- Reframe boundaries when necessary.
- Understand the complexities and patterns of the world.
- Think strategically without losing sight of the goals.
- Be resourceful and find creative solutions.
- Plan and see opportunities.
Next, the heart is your emotional (empathetic) intelligence. The heart brain is mainly used for processing emotions. This is where you discover and verify what matters most in your life, values, and priorities. The heart allows you to relate, connect, and empathize. It allows you to give others grace and to be understanding of others. Heart leadership will enable you to:
- Balance individual and organizational needs.
- Create and maintain trust.
- Have compassion in a diverse workplace.
- Create an environment where people can be genuinely committed to their work.
- Know what is most important or a priority in your life
- Understand and overcome potential obstacles.
Lastly, the gut is instinctual (intuitive) intelligence. Your gut instincts enable you to engage with the world around you directly. It’s where intuition and instinct are centered. Use of your gut intelligence tends to be immediate, practical, and direct. Intuition can help you to recognize your core identity, sense of self, and courage. Following your gut can lead to self-preservation, safety, and maintaining boundaries. Gut leadership allows you to :

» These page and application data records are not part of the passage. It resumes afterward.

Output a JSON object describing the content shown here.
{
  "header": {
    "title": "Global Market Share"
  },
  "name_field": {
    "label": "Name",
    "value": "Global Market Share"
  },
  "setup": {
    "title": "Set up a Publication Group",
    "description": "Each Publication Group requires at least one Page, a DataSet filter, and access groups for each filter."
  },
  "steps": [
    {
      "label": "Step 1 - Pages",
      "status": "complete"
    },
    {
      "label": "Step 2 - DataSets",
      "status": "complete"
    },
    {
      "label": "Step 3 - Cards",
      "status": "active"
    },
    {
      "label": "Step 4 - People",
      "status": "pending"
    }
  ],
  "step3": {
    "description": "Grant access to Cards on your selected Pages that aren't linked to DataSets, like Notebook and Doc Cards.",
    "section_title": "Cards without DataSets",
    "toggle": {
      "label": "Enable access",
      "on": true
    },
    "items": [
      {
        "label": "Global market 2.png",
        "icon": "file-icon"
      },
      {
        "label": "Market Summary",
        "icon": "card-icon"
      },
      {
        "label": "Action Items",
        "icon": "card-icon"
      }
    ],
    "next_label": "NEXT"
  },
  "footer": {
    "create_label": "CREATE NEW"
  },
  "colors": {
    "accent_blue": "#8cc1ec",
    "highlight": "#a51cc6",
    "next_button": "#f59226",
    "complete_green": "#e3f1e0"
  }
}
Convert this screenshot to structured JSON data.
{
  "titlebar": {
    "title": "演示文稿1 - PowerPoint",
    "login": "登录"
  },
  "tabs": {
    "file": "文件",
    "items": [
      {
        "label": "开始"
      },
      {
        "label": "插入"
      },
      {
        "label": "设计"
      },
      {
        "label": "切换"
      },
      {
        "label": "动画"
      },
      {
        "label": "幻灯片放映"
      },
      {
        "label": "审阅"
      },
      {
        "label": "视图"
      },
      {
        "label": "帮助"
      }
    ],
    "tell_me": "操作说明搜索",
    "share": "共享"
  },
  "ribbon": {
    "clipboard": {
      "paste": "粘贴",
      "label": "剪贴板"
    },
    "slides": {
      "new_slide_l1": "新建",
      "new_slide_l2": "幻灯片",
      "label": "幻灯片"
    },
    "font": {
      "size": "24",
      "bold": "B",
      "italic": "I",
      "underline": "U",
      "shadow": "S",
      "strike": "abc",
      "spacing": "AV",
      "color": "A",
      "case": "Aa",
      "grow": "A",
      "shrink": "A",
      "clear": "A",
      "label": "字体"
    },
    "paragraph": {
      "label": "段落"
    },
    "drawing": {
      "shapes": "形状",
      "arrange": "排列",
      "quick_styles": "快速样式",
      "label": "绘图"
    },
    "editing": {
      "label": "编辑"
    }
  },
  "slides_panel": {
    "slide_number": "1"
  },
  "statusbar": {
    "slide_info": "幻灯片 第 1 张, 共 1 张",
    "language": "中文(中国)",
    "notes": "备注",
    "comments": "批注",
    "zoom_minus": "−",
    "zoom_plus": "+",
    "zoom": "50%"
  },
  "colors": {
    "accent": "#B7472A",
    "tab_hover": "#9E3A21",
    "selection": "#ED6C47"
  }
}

- Balance risk and reward and dare to take risks.
- Act with integrity even when it’s complicated.
- Be tenacious and persevere despite obstacles.
- Make hard decisions without fear.

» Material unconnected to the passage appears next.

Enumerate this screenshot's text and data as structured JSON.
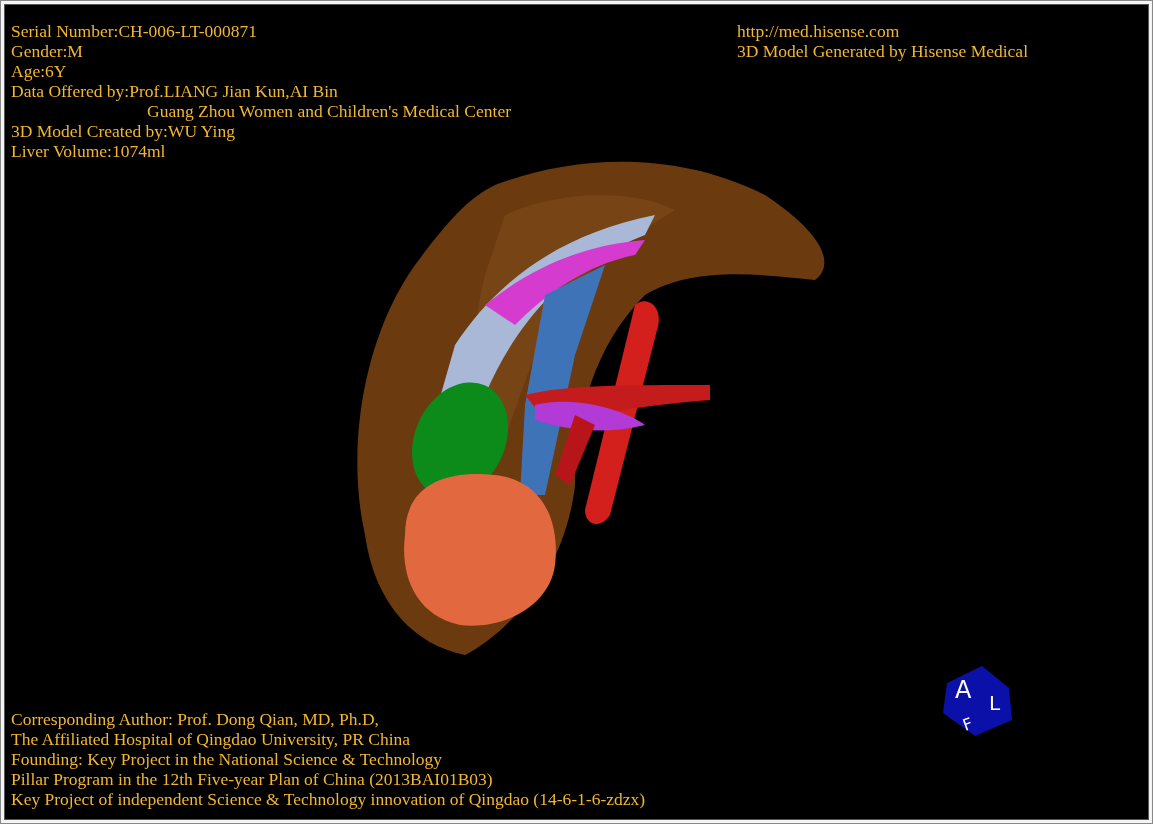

- Know when to act.
Being a principal or school leader requires that you can pivot. Psychologist Valeria Sabater writes in “What’s Adaptive Intelligence,” “Albert Einstein said it, and Stephen Hawking repeated it: the only valid notion of intelligence is the ability to change. That is, an intelligent person is a person who can adapt to the changes to their environment in an innovative way, no matter how difficult those changes are.” Now you know more about the three brains: head, heart, and gut. Reread the previous scenarios and reflect on your previous responses. Which of the three brains did you lean towards? What would you do differently? How will this information affect your leadership?

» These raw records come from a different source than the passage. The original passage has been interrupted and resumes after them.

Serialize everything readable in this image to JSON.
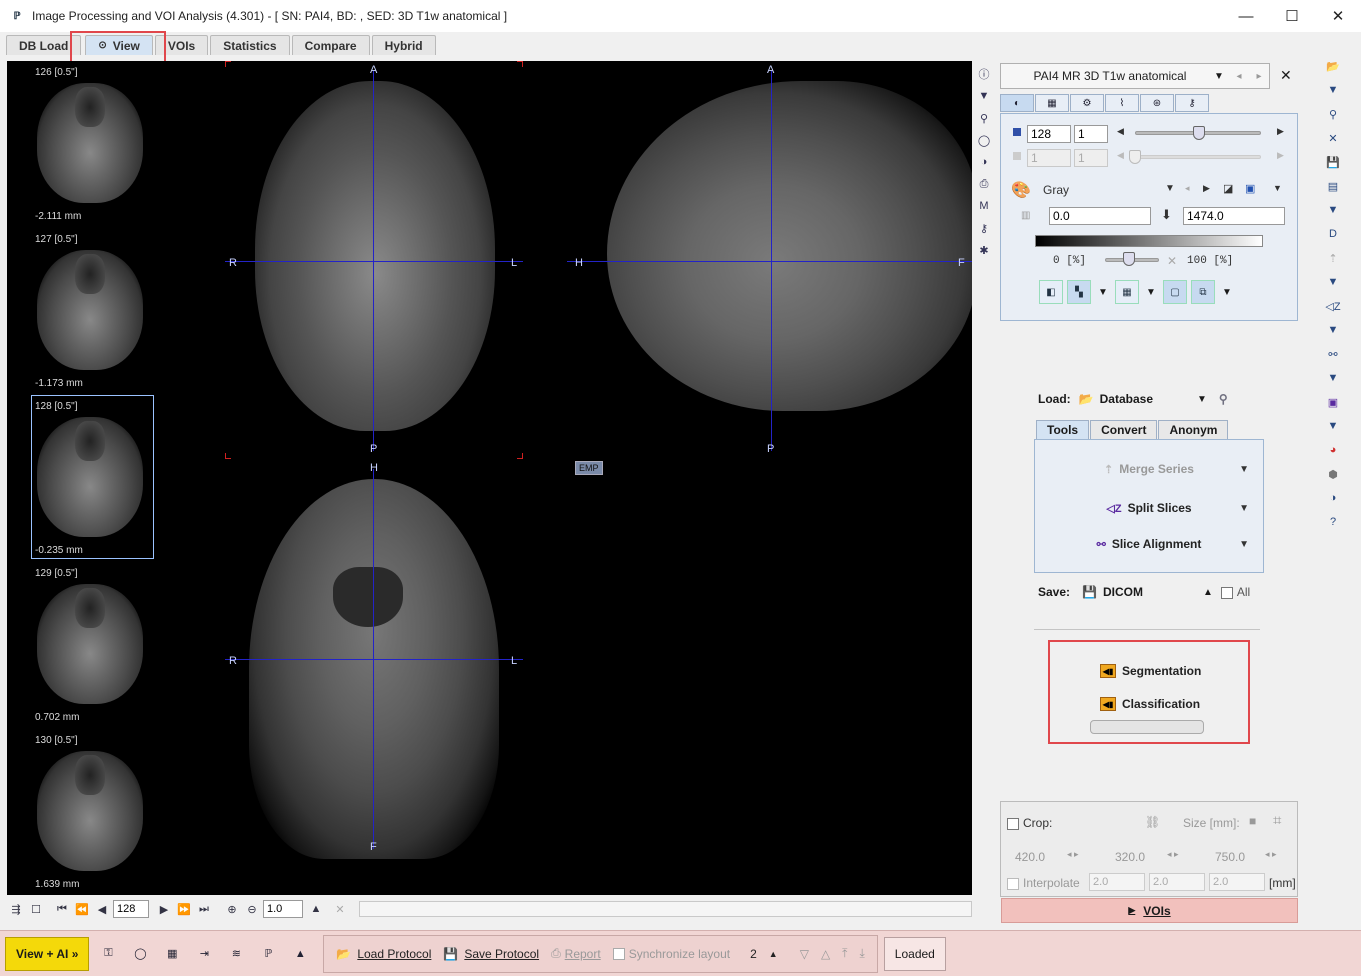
{
  "window": {
    "title": "Image Processing and VOI Analysis (4.301) - [ SN: PAI4, BD: , SED: 3D T1w anatomical ]",
    "app_icon": "PMOD",
    "min": "—",
    "max": "☐",
    "close": "✕"
  },
  "tabs": [
    {
      "label": "DB Load"
    },
    {
      "label": "View"
    },
    {
      "label": "VOIs"
    },
    {
      "label": "Statistics"
    },
    {
      "label": "Compare"
    },
    {
      "label": "Hybrid"
    }
  ],
  "thumbnails": [
    {
      "label": "126 [0.5\"]",
      "pos": "-2.111 mm"
    },
    {
      "label": "127 [0.5\"]",
      "pos": "-1.173 mm"
    },
    {
      "label": "128 [0.5\"]",
      "pos": "-0.235 mm"
    },
    {
      "label": "129 [0.5\"]",
      "pos": "0.702 mm"
    },
    {
      "label": "130 [0.5\"]",
      "pos": "1.639 mm"
    }
  ],
  "orientation": {
    "axial": {
      "top": "A",
      "bottom": "P",
      "left": "R",
      "right": "L"
    },
    "sagittal": {
      "top": "A",
      "bottom": "P",
      "left": "H",
      "right": "F"
    },
    "coronal": {
      "top": "H",
      "bottom": "F",
      "left": "R",
      "right": "L"
    }
  },
  "emp_label": "EMP",
  "nav": {
    "slice_value": "128",
    "zoom_value": "1.0"
  },
  "series": {
    "name": "PAI4 MR 3D T1w anatomical"
  },
  "lut": {
    "slice": "128",
    "step": "1",
    "slice2": "1",
    "step2": "1",
    "colormap": "Gray",
    "min": "0.0",
    "max": "1474.0",
    "lower_pct": "0 [%]",
    "upper_pct": "100 [%]"
  },
  "load": {
    "label": "Load:",
    "source": "Database"
  },
  "panel_tabs": [
    {
      "label": "Tools"
    },
    {
      "label": "Convert"
    },
    {
      "label": "Anonym"
    }
  ],
  "tools": [
    {
      "label": "Merge Series",
      "enabled": false
    },
    {
      "label": "Split Slices",
      "enabled": true
    },
    {
      "label": "Slice Alignment",
      "enabled": true
    }
  ],
  "save": {
    "label": "Save:",
    "format": "DICOM",
    "all_label": "All"
  },
  "ai": {
    "segmentation": "Segmentation",
    "classification": "Classification"
  },
  "crop": {
    "label": "Crop:",
    "size_label": "Size [mm]:",
    "x": "420.0",
    "y": "320.0",
    "z": "750.0",
    "interpolate_label": "Interpolate",
    "i1": "2.0",
    "i2": "2.0",
    "i3": "2.0",
    "unit": "[mm]"
  },
  "vois_button": "VOIs",
  "bottom": {
    "view_ai": "View + AI »",
    "load_protocol": "Load Protocol",
    "save_protocol": "Save Protocol",
    "report": "Report",
    "sync_layout": "Synchronize layout",
    "layout_count": "2",
    "status": "Loaded"
  }
}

Again, school leadership is a demanding role. Sometimes your three brains are overloaded. When overload occurs, here’s what it may look like to others.
- Head Overload: Colder, less personal, and more distant.
- You can lose yourself in worrying about what may go wrong. We are less forgiving and trusting.
- Heart Overload: Insecure
- You are concerned about what others think or feel about us. We can be overly emotional and vulnerable.
- Gut Overload: Reactive, impulsive, and action-oriented.
- Your decision-making and planning are impulsive. We are in survival mode and reactionary.
Adaptive Intelligence Can Transform Your Leadership
How can you use adaptive intelligence to improve your leadership skills and strategies? Adaptive intelligence allows school leaders to face constant changes, new conditions, and complexities. Learning more about leading with your head, heart, or brain can strengthen your ability to improve teaching and learning, school culture, and community partnerships. For example, a school administrator must balance the personalities, wants, and needs of students, staff, parents, and community members. The head, heart, and gut will assist in planning and providing the best support systems.
Adaptive intelligence lets you access different ways of thinking and the ability to shift when needed. It also deepens your awareness of how school stakeholders think, feel, and behave. Shifting between your head, heart, and gut can help you be an active listener and open to creative solutions. Imagine you must cut school programs due to budget cuts. Adaptive intelligence creates spaces for you to ask questions, listen, and observe. Lastly, adaptive intelligence produces a deepened awareness and opens the ability to plan strategically and access risks and opportunities.
How are you using your head, heart, and gut to lead and make critical decisions? What are three or four takeaways from the information? Self-assessment is always a way to study oneself and evolve. Reflect on your style and use adaptive intelligence to improve your leadership.
Editor’s Note: If you enjoyed this article, please become a Patreon supporter by clicking here.